However, both textiles and apparel came in below the 2.7 percent increase in total global manufacturing and reflected the overall slowing of growth in developing and emerging industrial economies, and in particular China, the world’s largest manufacturer.
Overall, developing and emerging economies accounted for the bulk of the gains in both segments, with an expansion of 2.7 percent in textiles and 1.6 percent for apparel, while output in industrialized economies posted a decline of 1.1 percent for textiles and a contraction of 3.3 percent for apparel, the report by the Vienna-based U.N. Industrial Development Organization said.
But estimates compiled by U.N. economists for the report also show the results varied widely among producing nations in both emerging and rich industrialized economies.
From October to December, textile production among developing and emerging economies rose by 6 percent in Brazil, 4.3 percent in China, and by 2.6 percent in Mexico. But they registered a drop of 7.9 percent in Indonesia, 2.9 percent in Turkey, and 2.1 percent in India, UNIDO said.
Similarly, during the quarter, textile output among industrialized economies delivered gains of 2 percent in Germany, and 0.3 percent in the United States, but declines of 5.7 percent in Italy and 4.9 percent in France.
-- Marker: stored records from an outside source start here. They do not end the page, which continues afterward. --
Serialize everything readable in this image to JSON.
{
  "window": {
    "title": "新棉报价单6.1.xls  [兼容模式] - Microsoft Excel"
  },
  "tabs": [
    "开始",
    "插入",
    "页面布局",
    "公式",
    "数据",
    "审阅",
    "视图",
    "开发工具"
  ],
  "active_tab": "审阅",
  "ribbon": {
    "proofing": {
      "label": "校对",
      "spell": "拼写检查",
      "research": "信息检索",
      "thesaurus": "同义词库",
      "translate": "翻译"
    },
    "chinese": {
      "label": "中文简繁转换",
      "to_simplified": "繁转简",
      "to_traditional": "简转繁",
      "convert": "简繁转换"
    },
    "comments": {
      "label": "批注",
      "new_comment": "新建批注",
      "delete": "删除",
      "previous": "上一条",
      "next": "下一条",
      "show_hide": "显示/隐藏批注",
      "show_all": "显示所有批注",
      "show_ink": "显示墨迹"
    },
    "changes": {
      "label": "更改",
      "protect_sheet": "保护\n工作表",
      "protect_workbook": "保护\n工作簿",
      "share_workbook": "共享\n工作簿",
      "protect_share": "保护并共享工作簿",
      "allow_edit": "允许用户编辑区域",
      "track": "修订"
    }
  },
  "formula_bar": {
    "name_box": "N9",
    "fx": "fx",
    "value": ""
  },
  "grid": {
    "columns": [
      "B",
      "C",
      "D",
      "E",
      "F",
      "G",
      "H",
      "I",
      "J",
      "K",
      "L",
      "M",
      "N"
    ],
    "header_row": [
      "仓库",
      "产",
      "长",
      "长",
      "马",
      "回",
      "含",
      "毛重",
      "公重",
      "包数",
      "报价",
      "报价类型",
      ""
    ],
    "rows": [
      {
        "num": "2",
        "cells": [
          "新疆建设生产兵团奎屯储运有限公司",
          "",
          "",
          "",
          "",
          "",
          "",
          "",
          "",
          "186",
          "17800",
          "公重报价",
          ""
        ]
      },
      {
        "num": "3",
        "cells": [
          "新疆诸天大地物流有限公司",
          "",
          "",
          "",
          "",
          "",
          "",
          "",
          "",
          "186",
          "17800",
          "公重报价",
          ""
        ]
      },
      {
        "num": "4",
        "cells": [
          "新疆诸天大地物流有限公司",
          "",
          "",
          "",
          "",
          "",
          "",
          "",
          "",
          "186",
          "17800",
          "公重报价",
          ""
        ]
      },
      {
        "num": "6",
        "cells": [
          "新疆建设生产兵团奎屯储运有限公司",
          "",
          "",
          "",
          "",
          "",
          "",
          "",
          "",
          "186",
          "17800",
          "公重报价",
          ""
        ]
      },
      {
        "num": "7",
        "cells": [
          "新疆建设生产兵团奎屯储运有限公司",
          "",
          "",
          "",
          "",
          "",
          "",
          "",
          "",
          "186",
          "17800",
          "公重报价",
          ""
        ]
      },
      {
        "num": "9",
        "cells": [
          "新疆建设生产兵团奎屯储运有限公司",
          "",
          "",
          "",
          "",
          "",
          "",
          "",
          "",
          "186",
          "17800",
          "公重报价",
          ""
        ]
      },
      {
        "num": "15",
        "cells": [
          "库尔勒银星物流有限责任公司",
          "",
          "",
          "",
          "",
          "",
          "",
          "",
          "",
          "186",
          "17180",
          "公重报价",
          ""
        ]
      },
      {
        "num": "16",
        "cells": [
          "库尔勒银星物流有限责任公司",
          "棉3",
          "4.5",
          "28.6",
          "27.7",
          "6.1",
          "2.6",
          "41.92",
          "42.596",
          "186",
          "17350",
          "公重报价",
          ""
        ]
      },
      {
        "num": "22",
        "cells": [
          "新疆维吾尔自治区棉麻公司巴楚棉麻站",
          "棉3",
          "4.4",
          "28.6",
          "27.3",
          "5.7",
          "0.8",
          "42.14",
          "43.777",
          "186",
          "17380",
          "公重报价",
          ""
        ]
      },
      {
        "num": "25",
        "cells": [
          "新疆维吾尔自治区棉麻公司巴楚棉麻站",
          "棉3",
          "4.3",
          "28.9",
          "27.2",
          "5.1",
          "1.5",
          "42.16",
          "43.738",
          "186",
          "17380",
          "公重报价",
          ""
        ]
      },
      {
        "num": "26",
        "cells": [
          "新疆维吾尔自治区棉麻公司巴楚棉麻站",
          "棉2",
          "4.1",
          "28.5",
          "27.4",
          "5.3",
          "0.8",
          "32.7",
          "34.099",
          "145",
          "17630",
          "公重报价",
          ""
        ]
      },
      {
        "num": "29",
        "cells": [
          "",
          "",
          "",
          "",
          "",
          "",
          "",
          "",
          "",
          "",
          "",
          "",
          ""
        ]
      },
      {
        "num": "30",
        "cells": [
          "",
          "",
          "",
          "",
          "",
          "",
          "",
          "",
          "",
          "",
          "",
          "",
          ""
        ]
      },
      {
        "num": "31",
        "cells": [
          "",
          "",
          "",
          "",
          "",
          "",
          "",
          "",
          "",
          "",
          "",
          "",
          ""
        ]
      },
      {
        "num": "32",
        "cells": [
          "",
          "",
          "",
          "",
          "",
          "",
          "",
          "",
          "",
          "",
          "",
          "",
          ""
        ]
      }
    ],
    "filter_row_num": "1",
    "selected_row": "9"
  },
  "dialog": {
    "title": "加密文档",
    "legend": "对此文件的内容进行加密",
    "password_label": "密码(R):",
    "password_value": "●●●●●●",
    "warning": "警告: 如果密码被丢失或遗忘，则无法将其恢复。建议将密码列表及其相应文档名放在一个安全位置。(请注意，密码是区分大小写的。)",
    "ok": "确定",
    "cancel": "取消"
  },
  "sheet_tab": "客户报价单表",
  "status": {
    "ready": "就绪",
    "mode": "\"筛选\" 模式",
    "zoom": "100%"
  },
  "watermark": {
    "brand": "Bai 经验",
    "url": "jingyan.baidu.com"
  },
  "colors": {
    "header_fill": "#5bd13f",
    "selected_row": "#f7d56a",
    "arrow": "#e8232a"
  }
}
With regards to apparel, production during the fourth quarter in developing and emerging economies increased by 8.6 percent in Vietnam and by 3.2 percent in China, but witnessed declines of 7.2 percent in Turkey, 6.5 percent in Mexico, 5.9 percent in India, and 5.7 percent in Peru.
In rich industrialized economies, UNIDO said, apparel production grew by 6.7 percent in France, and by 2.9 percent in Spain, but posted falls of 5 percent in the United States, 3.1 percent in Italy and 2.4 percent in Germany.
The report said that while the overall growth trend in world manufacturing was positive in the second half of 2016, it also noted that “geopolitical uncertainty remained high and potential changes in global trade arrangements may create new risks.”